A classified advertisement placed in The Times of 22 June 1813 promoted the anniversary dinner of the African and Asiatic Society, attended by its president, the famous abolitionist William Wilberforce. After naming the vice presidents and the stewards, the date, time and the price of the tickets - 15s - the last sentence of the ad warns Times readers: "About 100 Africans and Asiatics are expected to dine in an adjoining room."
This is one of the earliest references to ethnic minorities in British advertising to have emerged from a recent study undertaken by the History of Advertising Trust Archive. The study encompasses the past two centuries, and its findings suggest that progress towards equality has been distinctly limited.
In the latter part of the 19th century, soap companies advertised their products primarily to the servants of householders, and often used crude methods to get the sales message across. Black characters usually needed washing, whereas the white characters represented cleanliness and purity. In 1884, Pears' Soap showed a small white boy scrubbing a black boy white, accompanied by the slogan "matchless for the complexion".
Over more than 100 years, the popularity of black waiters with white clients has not altered, be it the stylised Vimto waiter of 1930 or the seemingly deferential barman with his smart white clients in the 2003 One&Only Ocean Club campaign. Not much progress there, because whereas a Bahamian barman might well be black, why are there no black people buying drinks?

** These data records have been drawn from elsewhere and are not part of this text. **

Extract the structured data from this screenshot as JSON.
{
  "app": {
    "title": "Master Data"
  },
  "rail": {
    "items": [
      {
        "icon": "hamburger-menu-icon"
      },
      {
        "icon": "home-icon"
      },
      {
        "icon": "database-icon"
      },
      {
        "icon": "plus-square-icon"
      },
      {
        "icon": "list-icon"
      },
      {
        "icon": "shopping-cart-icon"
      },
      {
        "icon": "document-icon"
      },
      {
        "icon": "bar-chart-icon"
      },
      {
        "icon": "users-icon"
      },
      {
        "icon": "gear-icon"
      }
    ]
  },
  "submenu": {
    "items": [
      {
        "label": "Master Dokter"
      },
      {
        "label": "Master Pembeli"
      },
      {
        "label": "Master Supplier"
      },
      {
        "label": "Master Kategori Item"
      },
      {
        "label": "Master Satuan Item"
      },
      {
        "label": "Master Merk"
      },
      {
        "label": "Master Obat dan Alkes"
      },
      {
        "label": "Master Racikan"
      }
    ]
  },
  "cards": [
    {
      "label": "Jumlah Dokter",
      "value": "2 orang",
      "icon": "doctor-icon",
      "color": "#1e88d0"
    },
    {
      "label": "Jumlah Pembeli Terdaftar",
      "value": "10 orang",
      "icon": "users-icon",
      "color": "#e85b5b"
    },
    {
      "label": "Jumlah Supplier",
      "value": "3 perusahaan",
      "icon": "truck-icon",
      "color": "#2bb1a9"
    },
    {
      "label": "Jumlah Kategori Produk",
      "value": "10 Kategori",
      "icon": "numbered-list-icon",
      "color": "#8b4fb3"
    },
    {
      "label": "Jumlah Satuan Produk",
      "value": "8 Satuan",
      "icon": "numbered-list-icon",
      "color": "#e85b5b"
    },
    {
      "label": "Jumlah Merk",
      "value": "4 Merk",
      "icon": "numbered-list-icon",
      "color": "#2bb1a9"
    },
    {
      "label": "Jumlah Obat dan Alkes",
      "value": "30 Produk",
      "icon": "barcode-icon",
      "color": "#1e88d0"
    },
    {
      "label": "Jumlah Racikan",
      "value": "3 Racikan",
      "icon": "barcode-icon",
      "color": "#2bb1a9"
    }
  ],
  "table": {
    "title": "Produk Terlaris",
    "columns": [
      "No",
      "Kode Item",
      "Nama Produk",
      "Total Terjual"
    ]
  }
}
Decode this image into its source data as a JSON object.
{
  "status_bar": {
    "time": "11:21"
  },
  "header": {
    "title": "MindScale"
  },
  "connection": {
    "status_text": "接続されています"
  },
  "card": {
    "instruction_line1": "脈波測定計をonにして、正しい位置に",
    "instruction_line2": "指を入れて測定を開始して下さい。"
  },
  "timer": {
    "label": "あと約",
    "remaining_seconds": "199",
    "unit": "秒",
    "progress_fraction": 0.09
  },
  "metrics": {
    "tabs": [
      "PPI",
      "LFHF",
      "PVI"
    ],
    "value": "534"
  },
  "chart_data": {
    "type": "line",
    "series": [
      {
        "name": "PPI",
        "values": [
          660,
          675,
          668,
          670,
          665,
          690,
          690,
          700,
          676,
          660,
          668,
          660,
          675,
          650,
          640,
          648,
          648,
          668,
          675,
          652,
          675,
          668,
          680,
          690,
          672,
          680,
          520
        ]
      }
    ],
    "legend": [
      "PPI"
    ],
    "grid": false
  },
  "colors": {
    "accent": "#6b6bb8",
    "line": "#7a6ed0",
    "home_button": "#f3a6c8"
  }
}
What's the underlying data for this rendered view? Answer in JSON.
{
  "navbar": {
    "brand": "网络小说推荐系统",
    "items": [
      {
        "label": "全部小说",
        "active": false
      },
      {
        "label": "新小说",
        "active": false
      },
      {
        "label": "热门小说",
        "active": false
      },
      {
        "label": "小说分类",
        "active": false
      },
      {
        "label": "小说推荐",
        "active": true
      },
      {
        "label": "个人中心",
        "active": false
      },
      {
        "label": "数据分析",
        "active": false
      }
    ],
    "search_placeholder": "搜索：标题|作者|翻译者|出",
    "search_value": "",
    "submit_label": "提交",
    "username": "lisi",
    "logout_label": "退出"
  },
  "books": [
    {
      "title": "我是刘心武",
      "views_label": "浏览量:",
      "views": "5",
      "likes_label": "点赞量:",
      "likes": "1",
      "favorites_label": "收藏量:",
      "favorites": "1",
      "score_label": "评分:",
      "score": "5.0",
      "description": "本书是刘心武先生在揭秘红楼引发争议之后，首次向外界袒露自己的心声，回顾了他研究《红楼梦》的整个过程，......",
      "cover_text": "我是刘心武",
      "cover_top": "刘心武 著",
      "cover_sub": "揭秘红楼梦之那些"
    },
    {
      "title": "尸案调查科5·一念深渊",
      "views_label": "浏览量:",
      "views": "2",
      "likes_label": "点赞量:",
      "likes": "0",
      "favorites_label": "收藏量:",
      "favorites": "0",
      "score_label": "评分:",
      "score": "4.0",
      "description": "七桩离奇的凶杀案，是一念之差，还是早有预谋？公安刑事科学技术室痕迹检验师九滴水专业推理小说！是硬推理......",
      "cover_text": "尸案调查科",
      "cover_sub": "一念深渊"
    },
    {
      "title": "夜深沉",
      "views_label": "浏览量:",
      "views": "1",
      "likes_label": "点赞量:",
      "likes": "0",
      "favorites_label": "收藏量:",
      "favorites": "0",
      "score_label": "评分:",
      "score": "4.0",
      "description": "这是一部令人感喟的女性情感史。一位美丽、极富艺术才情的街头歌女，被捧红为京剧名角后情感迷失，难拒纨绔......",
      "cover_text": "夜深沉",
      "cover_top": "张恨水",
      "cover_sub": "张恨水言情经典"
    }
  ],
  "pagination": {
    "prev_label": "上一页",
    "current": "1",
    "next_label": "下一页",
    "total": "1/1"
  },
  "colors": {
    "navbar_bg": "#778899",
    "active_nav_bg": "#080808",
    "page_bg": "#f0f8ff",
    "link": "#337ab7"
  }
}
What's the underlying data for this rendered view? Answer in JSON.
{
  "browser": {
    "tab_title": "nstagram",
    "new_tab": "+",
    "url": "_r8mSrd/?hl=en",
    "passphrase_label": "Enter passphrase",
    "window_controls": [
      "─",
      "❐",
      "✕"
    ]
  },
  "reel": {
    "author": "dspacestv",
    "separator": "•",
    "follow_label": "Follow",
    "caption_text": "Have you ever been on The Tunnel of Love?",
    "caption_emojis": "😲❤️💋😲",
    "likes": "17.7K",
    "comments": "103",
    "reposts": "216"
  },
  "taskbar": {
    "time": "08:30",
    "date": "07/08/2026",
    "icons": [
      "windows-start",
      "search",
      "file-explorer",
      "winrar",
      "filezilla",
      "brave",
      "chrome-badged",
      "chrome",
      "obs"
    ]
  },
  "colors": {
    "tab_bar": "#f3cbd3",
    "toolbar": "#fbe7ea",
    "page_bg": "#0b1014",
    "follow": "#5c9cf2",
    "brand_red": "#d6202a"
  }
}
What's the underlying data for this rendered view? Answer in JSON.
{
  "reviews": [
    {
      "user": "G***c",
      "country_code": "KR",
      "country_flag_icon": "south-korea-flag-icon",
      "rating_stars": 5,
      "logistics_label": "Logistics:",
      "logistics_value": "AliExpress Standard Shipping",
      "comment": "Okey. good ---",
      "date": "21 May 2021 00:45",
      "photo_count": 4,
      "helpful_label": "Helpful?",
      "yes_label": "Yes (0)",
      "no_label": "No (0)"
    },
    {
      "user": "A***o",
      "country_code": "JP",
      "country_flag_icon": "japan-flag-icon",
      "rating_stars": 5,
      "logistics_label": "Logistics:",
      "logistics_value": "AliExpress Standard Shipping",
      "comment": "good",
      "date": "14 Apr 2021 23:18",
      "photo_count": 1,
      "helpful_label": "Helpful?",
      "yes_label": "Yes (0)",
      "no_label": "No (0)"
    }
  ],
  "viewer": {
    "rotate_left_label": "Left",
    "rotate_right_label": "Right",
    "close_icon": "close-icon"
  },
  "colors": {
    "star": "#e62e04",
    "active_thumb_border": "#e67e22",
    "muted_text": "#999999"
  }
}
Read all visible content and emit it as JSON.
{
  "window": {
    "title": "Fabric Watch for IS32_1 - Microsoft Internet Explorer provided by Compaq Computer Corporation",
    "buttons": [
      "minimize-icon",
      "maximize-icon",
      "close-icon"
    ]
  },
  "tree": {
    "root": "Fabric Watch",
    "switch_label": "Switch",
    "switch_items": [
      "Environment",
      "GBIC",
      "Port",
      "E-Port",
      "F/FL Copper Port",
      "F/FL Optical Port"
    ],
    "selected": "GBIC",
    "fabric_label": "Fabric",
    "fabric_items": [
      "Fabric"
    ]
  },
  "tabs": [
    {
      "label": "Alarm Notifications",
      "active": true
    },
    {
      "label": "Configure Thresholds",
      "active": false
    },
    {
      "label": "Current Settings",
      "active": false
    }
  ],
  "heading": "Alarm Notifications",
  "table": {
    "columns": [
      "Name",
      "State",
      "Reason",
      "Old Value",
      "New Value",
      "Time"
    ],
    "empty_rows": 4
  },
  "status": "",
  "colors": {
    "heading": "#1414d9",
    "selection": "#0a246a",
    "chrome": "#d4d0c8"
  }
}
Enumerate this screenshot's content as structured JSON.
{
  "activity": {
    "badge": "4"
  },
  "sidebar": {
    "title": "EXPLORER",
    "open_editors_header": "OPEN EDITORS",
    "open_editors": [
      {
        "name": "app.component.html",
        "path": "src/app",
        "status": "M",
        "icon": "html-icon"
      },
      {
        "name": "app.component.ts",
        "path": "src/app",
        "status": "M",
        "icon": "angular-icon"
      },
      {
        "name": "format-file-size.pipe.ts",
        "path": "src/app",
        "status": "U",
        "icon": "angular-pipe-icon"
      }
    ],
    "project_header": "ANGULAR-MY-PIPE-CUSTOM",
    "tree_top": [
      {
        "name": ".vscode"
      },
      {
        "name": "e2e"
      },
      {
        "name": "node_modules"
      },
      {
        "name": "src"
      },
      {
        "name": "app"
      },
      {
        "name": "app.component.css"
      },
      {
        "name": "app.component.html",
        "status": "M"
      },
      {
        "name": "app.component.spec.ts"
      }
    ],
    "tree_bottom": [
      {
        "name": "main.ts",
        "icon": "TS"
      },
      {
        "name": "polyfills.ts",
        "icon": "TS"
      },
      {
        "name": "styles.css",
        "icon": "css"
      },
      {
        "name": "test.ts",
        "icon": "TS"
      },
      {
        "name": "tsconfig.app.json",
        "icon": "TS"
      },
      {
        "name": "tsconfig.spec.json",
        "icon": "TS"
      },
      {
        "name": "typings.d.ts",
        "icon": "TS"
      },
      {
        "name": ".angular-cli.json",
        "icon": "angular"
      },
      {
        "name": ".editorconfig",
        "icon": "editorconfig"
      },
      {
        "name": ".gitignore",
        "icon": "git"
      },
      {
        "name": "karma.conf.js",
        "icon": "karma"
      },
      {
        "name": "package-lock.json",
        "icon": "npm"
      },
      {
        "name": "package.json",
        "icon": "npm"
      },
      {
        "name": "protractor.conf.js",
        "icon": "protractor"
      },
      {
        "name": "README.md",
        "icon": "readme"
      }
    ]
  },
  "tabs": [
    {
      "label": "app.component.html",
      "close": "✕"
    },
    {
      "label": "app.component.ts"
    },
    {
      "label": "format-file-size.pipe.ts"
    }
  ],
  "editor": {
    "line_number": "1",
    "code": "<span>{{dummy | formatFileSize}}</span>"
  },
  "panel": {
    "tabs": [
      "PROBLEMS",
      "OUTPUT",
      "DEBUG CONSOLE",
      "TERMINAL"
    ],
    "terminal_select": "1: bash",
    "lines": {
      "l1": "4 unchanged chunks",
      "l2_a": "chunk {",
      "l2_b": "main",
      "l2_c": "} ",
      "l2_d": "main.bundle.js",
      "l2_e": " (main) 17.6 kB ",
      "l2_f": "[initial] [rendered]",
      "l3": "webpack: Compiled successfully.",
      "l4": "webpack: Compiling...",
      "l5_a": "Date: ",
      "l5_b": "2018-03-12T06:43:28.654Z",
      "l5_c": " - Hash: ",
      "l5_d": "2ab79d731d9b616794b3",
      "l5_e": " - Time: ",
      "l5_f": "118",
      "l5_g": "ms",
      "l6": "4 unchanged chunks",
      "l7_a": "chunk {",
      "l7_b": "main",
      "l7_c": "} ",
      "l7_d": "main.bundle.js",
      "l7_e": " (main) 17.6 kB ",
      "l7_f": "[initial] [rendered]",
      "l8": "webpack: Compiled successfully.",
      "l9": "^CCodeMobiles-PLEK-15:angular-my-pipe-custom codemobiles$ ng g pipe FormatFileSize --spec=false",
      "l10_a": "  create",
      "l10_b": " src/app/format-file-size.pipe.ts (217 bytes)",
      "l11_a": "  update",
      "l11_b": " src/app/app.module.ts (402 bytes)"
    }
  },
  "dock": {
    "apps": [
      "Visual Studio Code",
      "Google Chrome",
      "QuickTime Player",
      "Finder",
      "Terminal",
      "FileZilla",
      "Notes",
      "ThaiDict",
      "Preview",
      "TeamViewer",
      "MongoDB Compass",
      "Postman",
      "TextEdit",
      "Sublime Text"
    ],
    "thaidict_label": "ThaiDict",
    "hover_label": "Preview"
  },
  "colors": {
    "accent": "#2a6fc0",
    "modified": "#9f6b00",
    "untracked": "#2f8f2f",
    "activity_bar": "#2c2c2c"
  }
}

By 1948, there were several thousand black British citizens in the UK as well as smaller numbers of British Asians. Then the SS Empire Windrush docked at Tilbury, bringing 492 Jamaican immigrants, including 120 RAF men, who had come to Britain looking for work. Some nine months afterwards, the last use in a UK advertisement of the word "nigger" that we have found was published in Picture Post on 5 March 1949.
The Seventies and Eighties showed signs of progress towards a realisation that the UK had a growing population of British citizens of West Indian and Asian backgrounds, both first and second generation.
Bacardi (1971) and Cutty Sark (1974) remained imperial in tone (dominant white figures with black servants) and Pye (1971) sold its television sets on the Black & White Minstrel Show (the minstrels were blacked-up whites, which caused offence to the black community).
But a 1973 Barbados travel advertisement showed a Barbadian couple holidaying rather than serving. The same year, Access credit card introduced a rather middle-class-looking black child to a group of similar white children.
In 1980, British Gas had an all-black consumer ad for the first time and C&A used its first black couple in an ad. It was also in the Eighties that the National Dairy Council showed the first black/white couple in physical contact in a UK ad. Things were moving.
For the next 20 years the pace was slow, so that a campaign like Howard of the Halifax (for the Halifax building society) stands out as something really special, rather than the norm. The reasons are not hard to find. Advertising agency staff in the UK remain white in the creative and account areas and brown and black in finance, canteen and cleaning. The number of senior executives from ethnic minorities remains minuscule. This must mean that agency knowledge of the new ethnic minority markets has little experience to draw on. They cannot advise their clients properly.
At the same time, the ethnic balance has been shifting rapidly. In Greater London, ethnic minorities now represent 31 per cent of the total population. These are people with aspirations and with cash to spend - powerful, fast-growing new market groups. Surely no agency can afford to dawdle.
The author is chief executive of the History of Advertising Trust Archive, which has produced a CD on how advertisers have portrayed UK ethnic minorities, available on 01508 548623Reuse content